A unique characteristic that ties Au. aethiopicus to P. boisei is a heart-shaped foramen magnum, as opposed to the more ovoid form seen in Au. africanus and P. robustus. Primitive characteristics shared with Au. afarensis are the flat cranial base, small brain (~410 cc), long molars (mesiodistally, i.e. front to back versus side to side), and the degree of prognathism in the lower face. Because their faces were so broad and their brains so small, they exhibit a high degree of postorbital constriction (also known as waisting), i.e. the area between the face and braincase is narrow. Derived robust characteristics are buttressing of the skull, face, and mandible. Their muscles of mastication were incredibly strong, as evidenced by the sagittal crest running down the midline of their skull where the temporalis muscle originated. The sagittal crest was higher and more posteriorly placed than in the two more derived robust species. The zygomatics were large and flared to allow for passage of the temporalis muscle from the sagittal crest to insert on the mandible and to expand the attachment site for the masseter muscle, the other large muscle of mastication (see Figure 17.4). The zygomatics were more forwardly flared than in the other two robust species. They also had heavy nuchal (posterior neck) muscles to support the weight of their heavy face and skull, and the attachment sites of those muscles on the posterior skull was also an expanded crest that converged with the sagittal crest, i.e. a compound sagittal-nuchal crest. Large brow ridges in the robust species offset the stress generated by biting down on hard foods. However, Au. aethiopicus’s brows were smaller than the other two species. Their third maxillary molars were convergent, meaning they were positioned more medially than the first and second. While some researchers disagree, others find evidence for a more derived venous sinus system in the crania of the robust forms. The system consists of large collecting veins that ultimately empty into the jugular veins, allowing for rapid, gravity-fed blood drain from the brain, in order to keep fresh blood pumping in via several arterial systems. The largest and most superficial of those sinuses (see Figure 17.5) leave impressions on the inside of the skull vault. Dean Falk’s “Radiator Theory” argues that our ancestors needed to keep their brains cool as they increased in size in a hot, open environment. The system became more complex after the time of the australopiths.

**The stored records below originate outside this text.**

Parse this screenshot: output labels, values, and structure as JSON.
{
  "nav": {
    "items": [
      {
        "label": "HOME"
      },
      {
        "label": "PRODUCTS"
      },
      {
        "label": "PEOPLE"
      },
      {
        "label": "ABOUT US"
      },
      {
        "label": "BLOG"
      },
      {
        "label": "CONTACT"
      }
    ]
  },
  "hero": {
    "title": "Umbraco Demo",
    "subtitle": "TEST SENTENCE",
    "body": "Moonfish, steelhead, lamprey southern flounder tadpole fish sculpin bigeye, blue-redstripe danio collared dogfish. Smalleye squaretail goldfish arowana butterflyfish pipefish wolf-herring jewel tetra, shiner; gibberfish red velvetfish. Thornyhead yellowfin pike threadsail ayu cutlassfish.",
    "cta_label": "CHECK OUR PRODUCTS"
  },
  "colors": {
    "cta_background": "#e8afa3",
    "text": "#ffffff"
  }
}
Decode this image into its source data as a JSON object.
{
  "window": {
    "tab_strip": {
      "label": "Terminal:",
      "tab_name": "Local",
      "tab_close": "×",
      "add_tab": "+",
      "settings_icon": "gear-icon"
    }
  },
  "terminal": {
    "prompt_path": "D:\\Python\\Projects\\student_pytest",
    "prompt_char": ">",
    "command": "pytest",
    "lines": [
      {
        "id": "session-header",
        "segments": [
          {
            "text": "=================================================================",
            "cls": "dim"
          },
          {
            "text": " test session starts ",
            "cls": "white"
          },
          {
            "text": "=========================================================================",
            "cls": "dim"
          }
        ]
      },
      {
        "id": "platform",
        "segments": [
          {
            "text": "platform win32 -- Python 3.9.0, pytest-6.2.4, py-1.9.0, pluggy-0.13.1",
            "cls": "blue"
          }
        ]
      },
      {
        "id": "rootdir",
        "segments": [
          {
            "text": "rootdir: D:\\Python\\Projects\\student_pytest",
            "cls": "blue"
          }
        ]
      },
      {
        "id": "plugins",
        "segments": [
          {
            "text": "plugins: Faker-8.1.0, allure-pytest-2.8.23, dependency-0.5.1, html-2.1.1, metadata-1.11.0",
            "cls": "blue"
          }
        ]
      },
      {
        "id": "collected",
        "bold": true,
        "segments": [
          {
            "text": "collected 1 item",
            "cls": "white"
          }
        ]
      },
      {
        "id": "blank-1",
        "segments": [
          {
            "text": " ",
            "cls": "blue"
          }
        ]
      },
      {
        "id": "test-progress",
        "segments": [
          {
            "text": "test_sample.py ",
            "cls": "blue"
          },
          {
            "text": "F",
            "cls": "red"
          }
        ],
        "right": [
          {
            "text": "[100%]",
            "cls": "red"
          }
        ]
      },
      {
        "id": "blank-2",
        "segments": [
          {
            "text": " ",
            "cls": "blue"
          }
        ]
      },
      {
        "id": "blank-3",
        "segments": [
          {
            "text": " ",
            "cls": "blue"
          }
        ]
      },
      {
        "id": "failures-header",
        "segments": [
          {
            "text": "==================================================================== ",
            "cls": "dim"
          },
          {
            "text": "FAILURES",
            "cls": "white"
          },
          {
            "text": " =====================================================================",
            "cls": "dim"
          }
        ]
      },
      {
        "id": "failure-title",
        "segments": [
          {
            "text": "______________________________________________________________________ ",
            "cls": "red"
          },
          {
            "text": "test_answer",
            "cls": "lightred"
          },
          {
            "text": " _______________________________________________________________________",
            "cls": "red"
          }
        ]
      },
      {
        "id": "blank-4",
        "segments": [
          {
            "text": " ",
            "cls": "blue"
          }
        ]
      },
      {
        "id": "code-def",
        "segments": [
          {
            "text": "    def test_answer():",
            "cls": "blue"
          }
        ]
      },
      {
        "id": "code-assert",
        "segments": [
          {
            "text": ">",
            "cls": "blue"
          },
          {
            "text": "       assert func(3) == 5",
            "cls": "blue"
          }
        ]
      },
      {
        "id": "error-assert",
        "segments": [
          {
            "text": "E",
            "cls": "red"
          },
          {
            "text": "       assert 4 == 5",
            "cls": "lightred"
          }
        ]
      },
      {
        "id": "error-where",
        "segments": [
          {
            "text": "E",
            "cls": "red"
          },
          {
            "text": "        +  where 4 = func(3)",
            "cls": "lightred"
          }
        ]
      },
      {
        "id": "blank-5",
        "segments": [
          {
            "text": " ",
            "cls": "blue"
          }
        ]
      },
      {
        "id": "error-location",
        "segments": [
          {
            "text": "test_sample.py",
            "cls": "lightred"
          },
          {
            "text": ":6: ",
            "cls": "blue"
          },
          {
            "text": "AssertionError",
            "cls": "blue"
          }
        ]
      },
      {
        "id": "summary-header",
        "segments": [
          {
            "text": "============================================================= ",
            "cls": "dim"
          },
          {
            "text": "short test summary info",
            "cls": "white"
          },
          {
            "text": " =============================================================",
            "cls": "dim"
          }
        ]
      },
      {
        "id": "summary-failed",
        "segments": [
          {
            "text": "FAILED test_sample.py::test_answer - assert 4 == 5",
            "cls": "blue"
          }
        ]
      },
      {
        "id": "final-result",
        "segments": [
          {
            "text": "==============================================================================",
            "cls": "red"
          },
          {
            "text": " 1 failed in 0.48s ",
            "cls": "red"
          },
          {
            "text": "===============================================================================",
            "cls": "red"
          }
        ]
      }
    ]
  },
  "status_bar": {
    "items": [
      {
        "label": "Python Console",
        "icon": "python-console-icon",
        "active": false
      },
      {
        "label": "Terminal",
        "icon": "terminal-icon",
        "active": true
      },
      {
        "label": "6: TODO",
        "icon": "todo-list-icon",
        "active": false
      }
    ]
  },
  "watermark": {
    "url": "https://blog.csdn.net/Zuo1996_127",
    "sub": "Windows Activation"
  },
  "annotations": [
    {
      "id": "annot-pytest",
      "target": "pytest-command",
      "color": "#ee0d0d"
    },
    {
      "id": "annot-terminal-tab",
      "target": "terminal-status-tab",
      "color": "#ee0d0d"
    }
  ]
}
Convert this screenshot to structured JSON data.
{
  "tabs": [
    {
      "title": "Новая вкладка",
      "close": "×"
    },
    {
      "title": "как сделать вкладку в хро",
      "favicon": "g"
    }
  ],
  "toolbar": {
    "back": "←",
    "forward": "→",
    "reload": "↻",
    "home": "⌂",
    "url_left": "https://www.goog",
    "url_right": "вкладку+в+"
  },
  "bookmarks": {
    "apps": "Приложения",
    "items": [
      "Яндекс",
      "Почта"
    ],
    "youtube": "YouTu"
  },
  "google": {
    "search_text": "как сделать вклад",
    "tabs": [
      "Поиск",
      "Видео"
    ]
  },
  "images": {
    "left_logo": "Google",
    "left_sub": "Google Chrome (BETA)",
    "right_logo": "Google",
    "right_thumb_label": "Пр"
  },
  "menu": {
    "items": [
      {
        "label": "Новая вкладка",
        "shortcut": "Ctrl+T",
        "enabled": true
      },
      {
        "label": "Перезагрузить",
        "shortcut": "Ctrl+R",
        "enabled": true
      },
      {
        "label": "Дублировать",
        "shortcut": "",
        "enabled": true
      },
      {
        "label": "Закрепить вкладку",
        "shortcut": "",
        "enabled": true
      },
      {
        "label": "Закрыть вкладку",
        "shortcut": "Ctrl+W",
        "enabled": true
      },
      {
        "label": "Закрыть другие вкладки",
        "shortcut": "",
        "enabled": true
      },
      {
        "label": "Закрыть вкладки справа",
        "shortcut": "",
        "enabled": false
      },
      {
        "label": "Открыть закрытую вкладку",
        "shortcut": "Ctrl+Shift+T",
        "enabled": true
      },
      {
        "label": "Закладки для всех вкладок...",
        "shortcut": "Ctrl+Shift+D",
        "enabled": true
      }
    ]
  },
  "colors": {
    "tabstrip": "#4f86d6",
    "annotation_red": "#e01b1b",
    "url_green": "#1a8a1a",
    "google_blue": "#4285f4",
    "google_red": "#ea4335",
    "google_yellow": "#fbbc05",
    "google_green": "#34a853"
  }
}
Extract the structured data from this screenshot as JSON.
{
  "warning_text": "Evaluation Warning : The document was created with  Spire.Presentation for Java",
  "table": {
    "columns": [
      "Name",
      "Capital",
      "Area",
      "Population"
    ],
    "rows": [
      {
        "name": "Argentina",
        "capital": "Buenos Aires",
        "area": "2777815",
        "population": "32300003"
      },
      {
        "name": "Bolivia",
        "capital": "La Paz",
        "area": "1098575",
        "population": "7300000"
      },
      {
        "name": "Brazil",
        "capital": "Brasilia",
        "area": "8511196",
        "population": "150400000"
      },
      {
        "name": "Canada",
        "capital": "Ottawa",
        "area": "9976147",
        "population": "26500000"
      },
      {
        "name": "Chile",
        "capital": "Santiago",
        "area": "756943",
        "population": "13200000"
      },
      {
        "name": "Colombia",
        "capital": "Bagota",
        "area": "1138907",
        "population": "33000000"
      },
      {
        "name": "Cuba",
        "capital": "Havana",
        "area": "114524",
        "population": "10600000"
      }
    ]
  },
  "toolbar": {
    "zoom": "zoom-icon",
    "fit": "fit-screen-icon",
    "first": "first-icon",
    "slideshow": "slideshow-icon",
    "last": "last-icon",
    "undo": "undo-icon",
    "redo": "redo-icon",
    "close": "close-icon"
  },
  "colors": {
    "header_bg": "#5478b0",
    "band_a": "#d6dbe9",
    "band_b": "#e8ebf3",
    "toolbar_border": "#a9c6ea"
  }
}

Review of Primitive Characteristics
- Flat cranial base.
- Small brain.
- Long molars.
Review of Derived Characteristics
- Heart-shaped foramen magnum.
- Robust skull, face, and mandible.
- Large, compound sagittal-nuchal crest.
- Large brow ridges.
- Pronounced postorbital constriction.
- Large, powerful muscles of mastication.
- Large forwardly flared zygomatics with a large zygomatic arch.
- Convergent maxillary third molars.
- Possible derived venous sinus system.
ENVIRONMENT AND WAY OF LIFE
As mentioned, there is evidence that Au. afarensis was more terrestrial than the southern australopith clade, suggesting that the classic ape environment had diminished. We know that grasslands were expanding and woodlands were shrinking. Since it is assumed that Au. aethiopicus is descended from Au. afarensis, the environment was favoring species with dietary adaptations that allowed them to survive.